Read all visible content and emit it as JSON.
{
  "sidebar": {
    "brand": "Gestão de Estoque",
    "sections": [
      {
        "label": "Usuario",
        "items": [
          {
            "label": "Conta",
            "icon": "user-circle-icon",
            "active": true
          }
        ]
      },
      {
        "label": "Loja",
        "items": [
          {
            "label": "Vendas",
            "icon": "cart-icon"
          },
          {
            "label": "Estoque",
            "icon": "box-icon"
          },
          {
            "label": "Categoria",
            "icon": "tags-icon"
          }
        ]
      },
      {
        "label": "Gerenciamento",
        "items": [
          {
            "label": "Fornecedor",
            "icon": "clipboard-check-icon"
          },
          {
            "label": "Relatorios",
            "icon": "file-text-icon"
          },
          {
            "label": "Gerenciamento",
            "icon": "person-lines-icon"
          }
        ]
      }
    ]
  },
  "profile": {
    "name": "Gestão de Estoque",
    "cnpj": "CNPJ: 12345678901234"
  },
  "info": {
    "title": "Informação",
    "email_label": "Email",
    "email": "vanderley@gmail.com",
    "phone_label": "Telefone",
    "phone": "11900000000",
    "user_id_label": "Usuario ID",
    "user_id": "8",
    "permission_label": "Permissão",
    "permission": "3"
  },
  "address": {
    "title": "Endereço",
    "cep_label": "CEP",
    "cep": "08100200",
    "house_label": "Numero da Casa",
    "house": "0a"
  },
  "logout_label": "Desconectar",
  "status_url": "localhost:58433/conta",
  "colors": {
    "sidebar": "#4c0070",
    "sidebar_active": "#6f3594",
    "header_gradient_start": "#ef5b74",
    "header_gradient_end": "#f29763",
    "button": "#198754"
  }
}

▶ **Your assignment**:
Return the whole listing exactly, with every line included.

▶ **Result of the exercise**:
Read all visible content and emit it as JSON.
{
  "sidebar": {
    "brand": "Gestão de Estoque",
    "sections": [
      {
        "label": "Usuario",
        "items": [
          {
            "label": "Conta",
            "icon": "user-circle-icon",
            "active": true
          }
        ]
      },
      {
        "label": "Loja",
        "items": [
          {
            "label": "Vendas",
            "icon": "cart-icon"
          },
          {
            "label": "Estoque",
            "icon": "box-icon"
          },
          {
            "label": "Categoria",
            "icon": "tags-icon"
          }
        ]
      },
      {
        "label": "Gerenciamento",
        "items": [
          {
            "label": "Fornecedor",
            "icon": "clipboard-check-icon"
          },
          {
            "label": "Relatorios",
            "icon": "file-text-icon"
          },
          {
            "label": "Gerenciamento",
            "icon": "person-lines-icon"
          }
        ]
      }
    ]
  },
  "profile": {
    "name": "Gestão de Estoque",
    "cnpj": "CNPJ: 12345678901234"
  },
  "info": {
    "title": "Informação",
    "email_label": "Email",
    "email": "vanderley@gmail.com",
    "phone_label": "Telefone",
    "phone": "11900000000",
    "user_id_label": "Usuario ID",
    "user_id": "8",
    "permission_label": "Permissão",
    "permission": "3"
  },
  "address": {
    "title": "Endereço",
    "cep_label": "CEP",
    "cep": "08100200",
    "house_label": "Numero da Casa",
    "house": "0a"
  },
  "logout_label": "Desconectar",
  "status_url": "localhost:58433/conta",
  "colors": {
    "sidebar": "#4c0070",
    "sidebar_active": "#6f3594",
    "header_gradient_start": "#ef5b74",
    "header_gradient_end": "#f29763",
    "button": "#198754"
  }
}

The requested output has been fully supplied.